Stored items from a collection
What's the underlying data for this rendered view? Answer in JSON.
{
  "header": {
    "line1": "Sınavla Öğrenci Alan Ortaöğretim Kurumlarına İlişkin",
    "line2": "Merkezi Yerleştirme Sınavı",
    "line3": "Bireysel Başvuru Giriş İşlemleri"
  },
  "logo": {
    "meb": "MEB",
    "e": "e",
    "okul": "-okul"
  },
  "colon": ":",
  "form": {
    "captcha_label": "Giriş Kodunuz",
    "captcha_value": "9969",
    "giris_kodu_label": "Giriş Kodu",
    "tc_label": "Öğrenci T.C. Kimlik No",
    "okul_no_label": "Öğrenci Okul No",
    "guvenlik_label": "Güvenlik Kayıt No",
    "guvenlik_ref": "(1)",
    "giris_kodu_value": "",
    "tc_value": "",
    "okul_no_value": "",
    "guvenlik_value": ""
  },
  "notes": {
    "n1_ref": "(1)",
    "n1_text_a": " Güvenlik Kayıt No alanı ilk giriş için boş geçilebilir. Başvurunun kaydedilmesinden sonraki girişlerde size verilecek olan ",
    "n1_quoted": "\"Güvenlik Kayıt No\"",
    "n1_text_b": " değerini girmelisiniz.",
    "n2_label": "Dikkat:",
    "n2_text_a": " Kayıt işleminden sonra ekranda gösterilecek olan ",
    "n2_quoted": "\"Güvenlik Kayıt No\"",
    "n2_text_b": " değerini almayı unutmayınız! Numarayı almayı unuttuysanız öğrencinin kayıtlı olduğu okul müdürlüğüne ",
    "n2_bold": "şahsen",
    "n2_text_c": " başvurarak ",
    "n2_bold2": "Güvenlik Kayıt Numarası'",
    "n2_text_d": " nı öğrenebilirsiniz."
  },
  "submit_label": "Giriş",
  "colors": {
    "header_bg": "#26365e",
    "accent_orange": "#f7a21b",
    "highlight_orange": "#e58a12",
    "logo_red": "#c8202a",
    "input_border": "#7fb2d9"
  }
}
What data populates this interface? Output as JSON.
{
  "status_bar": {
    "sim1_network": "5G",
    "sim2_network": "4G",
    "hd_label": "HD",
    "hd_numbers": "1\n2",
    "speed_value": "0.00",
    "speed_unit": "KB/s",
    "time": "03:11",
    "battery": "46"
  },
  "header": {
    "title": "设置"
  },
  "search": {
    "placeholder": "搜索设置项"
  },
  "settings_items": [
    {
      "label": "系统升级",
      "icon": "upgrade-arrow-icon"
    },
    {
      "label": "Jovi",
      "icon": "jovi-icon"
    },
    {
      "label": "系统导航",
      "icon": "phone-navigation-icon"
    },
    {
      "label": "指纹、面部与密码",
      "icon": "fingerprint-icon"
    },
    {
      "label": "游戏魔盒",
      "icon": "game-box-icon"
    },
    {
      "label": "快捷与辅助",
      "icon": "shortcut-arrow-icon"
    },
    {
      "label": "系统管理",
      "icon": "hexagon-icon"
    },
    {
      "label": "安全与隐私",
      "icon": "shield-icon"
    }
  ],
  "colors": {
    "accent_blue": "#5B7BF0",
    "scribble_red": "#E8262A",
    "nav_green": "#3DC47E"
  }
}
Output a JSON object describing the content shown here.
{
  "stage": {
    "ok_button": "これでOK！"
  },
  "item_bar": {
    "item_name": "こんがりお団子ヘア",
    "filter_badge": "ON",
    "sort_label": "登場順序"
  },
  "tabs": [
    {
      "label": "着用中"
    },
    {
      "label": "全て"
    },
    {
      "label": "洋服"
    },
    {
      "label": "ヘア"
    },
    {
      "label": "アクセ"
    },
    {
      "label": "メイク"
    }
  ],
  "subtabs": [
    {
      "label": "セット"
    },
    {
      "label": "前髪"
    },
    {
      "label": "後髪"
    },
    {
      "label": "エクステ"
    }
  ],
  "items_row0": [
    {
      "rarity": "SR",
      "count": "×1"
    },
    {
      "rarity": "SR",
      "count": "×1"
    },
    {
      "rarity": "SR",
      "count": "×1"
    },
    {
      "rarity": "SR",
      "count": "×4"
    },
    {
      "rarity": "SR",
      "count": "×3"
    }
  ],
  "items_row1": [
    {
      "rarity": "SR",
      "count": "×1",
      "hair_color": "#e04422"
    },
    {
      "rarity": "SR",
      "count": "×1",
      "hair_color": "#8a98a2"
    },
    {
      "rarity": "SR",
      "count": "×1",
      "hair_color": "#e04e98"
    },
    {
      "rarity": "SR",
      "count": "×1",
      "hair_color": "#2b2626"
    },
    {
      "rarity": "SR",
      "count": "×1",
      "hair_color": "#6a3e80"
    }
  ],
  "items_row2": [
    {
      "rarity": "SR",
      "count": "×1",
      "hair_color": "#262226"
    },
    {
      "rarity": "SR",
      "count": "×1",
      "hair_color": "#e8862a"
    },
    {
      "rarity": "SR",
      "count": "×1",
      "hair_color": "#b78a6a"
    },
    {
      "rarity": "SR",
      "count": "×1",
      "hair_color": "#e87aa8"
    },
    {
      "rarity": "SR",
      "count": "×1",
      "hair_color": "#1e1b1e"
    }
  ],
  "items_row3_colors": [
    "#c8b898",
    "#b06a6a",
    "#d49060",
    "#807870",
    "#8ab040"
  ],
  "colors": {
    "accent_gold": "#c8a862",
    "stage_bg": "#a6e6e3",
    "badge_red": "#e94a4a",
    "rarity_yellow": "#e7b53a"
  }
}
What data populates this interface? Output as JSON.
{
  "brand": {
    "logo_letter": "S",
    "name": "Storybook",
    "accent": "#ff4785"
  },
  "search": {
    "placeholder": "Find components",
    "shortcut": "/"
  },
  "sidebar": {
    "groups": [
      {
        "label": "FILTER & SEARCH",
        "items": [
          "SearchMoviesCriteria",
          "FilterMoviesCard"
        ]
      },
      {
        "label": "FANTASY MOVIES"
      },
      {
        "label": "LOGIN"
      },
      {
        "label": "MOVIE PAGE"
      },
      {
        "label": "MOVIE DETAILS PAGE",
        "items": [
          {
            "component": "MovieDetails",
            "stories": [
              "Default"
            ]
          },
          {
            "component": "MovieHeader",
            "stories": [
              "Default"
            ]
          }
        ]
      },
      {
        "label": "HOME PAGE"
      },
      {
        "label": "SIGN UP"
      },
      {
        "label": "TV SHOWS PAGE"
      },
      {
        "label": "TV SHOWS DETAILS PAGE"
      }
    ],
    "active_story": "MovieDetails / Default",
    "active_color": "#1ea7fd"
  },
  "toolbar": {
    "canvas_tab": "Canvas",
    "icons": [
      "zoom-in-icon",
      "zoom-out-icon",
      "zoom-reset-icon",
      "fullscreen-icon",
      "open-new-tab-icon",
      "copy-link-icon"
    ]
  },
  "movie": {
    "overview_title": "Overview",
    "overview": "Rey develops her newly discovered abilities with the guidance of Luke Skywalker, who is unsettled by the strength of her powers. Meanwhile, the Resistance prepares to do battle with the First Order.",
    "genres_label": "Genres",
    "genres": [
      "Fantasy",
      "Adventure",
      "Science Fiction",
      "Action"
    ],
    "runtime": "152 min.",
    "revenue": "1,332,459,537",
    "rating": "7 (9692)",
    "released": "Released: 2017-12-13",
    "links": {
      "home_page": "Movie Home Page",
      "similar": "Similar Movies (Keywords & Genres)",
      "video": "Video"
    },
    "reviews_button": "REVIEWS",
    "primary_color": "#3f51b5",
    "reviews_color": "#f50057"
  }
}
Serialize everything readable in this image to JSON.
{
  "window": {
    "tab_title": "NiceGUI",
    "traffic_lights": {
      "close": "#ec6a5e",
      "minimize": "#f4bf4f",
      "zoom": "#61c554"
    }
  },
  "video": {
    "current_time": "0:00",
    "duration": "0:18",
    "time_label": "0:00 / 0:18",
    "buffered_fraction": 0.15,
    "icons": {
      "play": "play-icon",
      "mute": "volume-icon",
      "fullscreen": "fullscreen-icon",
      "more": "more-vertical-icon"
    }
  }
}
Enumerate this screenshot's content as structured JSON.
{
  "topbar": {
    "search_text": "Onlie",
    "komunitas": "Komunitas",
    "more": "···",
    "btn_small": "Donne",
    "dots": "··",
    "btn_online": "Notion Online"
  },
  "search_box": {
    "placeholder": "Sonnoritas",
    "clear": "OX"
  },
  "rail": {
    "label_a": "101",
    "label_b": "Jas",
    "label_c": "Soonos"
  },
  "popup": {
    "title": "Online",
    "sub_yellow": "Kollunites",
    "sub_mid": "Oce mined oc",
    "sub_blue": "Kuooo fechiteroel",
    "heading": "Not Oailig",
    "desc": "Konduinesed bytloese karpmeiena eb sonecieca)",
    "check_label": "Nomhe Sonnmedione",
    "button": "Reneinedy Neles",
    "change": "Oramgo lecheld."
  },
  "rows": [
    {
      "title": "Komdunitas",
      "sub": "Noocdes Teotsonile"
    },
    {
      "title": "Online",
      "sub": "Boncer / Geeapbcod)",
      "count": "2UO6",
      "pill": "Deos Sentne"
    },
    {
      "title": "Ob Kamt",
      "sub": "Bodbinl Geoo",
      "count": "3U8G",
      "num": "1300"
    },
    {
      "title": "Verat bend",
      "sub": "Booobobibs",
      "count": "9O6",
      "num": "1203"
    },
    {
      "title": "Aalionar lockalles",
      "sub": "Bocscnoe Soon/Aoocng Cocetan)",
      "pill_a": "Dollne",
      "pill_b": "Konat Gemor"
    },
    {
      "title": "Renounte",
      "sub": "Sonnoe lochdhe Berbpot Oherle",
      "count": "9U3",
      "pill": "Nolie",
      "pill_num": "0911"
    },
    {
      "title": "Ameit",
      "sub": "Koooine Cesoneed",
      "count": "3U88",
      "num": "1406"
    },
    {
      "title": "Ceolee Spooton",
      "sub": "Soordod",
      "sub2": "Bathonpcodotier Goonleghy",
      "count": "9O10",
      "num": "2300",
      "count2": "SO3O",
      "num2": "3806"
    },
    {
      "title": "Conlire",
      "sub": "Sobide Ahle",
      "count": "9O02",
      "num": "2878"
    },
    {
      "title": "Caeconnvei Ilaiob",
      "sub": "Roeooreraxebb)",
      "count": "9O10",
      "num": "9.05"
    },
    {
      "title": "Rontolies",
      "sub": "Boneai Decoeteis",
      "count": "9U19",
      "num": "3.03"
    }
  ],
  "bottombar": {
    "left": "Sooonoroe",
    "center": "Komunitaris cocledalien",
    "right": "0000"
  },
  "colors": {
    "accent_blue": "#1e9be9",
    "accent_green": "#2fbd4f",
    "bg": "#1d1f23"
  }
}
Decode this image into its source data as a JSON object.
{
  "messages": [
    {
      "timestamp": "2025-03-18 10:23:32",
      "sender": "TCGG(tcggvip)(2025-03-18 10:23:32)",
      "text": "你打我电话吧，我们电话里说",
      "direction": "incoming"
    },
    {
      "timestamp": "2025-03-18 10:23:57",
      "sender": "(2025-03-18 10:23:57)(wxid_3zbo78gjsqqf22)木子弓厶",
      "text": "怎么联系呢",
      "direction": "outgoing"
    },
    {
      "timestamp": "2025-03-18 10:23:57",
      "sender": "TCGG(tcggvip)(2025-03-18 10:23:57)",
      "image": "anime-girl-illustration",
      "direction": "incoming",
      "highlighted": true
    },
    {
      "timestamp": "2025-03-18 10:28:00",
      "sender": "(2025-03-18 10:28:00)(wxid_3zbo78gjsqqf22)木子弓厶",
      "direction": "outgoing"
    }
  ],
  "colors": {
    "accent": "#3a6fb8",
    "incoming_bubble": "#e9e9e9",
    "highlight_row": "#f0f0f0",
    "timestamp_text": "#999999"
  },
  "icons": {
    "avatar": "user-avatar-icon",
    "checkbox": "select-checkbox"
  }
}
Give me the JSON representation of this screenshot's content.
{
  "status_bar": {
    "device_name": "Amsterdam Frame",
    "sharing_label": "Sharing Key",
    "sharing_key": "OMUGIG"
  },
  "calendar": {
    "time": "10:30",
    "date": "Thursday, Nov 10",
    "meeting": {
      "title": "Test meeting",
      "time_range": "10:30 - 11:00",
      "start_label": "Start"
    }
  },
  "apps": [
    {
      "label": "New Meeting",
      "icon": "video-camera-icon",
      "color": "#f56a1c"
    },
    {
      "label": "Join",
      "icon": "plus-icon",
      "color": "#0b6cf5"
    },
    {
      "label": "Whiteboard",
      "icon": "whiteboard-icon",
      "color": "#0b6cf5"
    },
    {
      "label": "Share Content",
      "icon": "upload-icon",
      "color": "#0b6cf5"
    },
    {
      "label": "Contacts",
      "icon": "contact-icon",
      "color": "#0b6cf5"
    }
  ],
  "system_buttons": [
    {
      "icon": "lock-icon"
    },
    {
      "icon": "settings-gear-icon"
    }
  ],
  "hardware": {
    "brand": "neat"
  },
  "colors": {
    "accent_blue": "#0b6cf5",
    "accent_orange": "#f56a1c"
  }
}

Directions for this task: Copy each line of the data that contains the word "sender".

Output of the exercise:
      "sender": "TCGG(tcggvip)(2025-03-18 10:23:32)",
      "sender": "(2025-03-18 10:23:57)(wxid_3zbo78gjsqqf22)木子弓厶",
      "sender": "TCGG(tcggvip)(2025-03-18 10:23:57)",
      "sender": "(2025-03-18 10:28:00)(wxid_3zbo78gjsqqf22)木子弓厶",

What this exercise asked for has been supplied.